**Instructions for the task**
Output the records that follow exactly as they are written.

[Dataset records]

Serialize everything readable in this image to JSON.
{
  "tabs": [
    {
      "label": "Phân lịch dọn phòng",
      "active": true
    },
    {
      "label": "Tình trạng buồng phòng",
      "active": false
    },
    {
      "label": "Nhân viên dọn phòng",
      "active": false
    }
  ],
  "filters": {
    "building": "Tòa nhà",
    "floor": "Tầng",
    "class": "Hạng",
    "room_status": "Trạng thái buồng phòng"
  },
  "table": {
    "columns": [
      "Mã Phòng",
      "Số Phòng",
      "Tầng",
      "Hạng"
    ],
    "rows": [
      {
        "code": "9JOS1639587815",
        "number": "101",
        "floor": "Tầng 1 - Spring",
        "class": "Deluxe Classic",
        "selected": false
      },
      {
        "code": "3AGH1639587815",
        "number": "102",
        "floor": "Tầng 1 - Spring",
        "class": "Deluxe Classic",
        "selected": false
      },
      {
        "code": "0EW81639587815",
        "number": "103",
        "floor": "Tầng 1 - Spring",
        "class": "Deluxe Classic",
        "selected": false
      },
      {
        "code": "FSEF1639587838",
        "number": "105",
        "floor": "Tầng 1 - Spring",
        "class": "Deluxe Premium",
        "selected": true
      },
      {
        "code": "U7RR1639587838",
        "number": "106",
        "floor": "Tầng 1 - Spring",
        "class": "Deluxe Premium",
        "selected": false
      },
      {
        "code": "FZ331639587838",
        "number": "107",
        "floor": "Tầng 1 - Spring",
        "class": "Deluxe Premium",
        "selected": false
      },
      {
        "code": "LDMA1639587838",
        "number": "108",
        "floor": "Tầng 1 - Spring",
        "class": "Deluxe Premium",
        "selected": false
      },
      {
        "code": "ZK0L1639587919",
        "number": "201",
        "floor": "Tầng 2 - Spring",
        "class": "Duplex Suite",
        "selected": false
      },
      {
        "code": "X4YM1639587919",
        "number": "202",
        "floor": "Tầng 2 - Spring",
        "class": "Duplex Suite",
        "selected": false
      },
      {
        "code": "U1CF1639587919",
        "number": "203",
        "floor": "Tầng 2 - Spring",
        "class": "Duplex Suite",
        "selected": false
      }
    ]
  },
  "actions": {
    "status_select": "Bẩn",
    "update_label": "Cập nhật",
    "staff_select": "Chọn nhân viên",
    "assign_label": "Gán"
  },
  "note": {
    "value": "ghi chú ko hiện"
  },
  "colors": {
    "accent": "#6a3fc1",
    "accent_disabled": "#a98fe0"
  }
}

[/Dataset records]

**The answer**
Serialize everything readable in this image to JSON.
{
  "tabs": [
    {
      "label": "Phân lịch dọn phòng",
      "active": true
    },
    {
      "label": "Tình trạng buồng phòng",
      "active": false
    },
    {
      "label": "Nhân viên dọn phòng",
      "active": false
    }
  ],
  "filters": {
    "building": "Tòa nhà",
    "floor": "Tầng",
    "class": "Hạng",
    "room_status": "Trạng thái buồng phòng"
  },
  "table": {
    "columns": [
      "Mã Phòng",
      "Số Phòng",
      "Tầng",
      "Hạng"
    ],
    "rows": [
      {
        "code": "9JOS1639587815",
        "number": "101",
        "floor": "Tầng 1 - Spring",
        "class": "Deluxe Classic",
        "selected": false
      },
      {
        "code": "3AGH1639587815",
        "number": "102",
        "floor": "Tầng 1 - Spring",
        "class": "Deluxe Classic",
        "selected": false
      },
      {
        "code": "0EW81639587815",
        "number": "103",
        "floor": "Tầng 1 - Spring",
        "class": "Deluxe Classic",
        "selected": false
      },
      {
        "code": "FSEF1639587838",
        "number": "105",
        "floor": "Tầng 1 - Spring",
        "class": "Deluxe Premium",
        "selected": true
      },
      {
        "code": "U7RR1639587838",
        "number": "106",
        "floor": "Tầng 1 - Spring",
        "class": "Deluxe Premium",
        "selected": false
      },
      {
        "code": "FZ331639587838",
        "number": "107",
        "floor": "Tầng 1 - Spring",
        "class": "Deluxe Premium",
        "selected": false
      },
      {
        "code": "LDMA1639587838",
        "number": "108",
        "floor": "Tầng 1 - Spring",
        "class": "Deluxe Premium",
        "selected": false
      },
      {
        "code": "ZK0L1639587919",
        "number": "201",
        "floor": "Tầng 2 - Spring",
        "class": "Duplex Suite",
        "selected": false
      },
      {
        "code": "X4YM1639587919",
        "number": "202",
        "floor": "Tầng 2 - Spring",
        "class": "Duplex Suite",
        "selected": false
      },
      {
        "code": "U1CF1639587919",
        "number": "203",
        "floor": "Tầng 2 - Spring",
        "class": "Duplex Suite",
        "selected": false
      }
    ]
  },
  "actions": {
    "status_select": "Bẩn",
    "update_label": "Cập nhật",
    "staff_select": "Chọn nhân viên",
    "assign_label": "Gán"
  },
  "note": {
    "value": "ghi chú ko hiện"
  },
  "colors": {
    "accent": "#6a3fc1",
    "accent_disabled": "#a98fe0"
  }
}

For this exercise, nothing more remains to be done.